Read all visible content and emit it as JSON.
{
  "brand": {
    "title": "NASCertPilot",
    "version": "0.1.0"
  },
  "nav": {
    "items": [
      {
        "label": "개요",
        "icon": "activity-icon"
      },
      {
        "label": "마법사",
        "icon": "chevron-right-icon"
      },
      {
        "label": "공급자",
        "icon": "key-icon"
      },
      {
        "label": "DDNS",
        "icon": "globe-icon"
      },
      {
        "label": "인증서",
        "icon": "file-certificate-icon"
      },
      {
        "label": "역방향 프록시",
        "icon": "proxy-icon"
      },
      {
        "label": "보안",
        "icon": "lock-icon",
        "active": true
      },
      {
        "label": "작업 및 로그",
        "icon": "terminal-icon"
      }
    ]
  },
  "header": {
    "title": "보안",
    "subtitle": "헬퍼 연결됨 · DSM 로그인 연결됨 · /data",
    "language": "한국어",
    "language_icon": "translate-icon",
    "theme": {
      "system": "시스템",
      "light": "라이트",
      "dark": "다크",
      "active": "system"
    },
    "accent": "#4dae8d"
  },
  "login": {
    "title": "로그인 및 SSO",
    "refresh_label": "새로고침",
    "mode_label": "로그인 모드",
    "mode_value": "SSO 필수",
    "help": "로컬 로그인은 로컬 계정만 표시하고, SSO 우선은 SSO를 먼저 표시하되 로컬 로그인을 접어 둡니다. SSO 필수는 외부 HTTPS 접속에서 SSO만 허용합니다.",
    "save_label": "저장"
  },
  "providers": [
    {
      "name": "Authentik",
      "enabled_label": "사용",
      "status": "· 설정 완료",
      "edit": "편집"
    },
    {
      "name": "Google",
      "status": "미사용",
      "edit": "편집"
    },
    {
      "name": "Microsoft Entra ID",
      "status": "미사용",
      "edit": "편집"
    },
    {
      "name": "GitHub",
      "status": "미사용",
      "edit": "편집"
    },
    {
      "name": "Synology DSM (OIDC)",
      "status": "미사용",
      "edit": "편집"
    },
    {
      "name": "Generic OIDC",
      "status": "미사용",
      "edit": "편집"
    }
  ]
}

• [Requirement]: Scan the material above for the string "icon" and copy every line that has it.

• [Your response]:
        "icon": "activity-icon"
        "icon": "chevron-right-icon"
        "icon": "key-icon"
        "icon": "globe-icon"
        "icon": "file-certificate-icon"
        "icon": "proxy-icon"
        "icon": "lock-icon",
        "icon": "terminal-icon"
    "language_icon": "translate-icon",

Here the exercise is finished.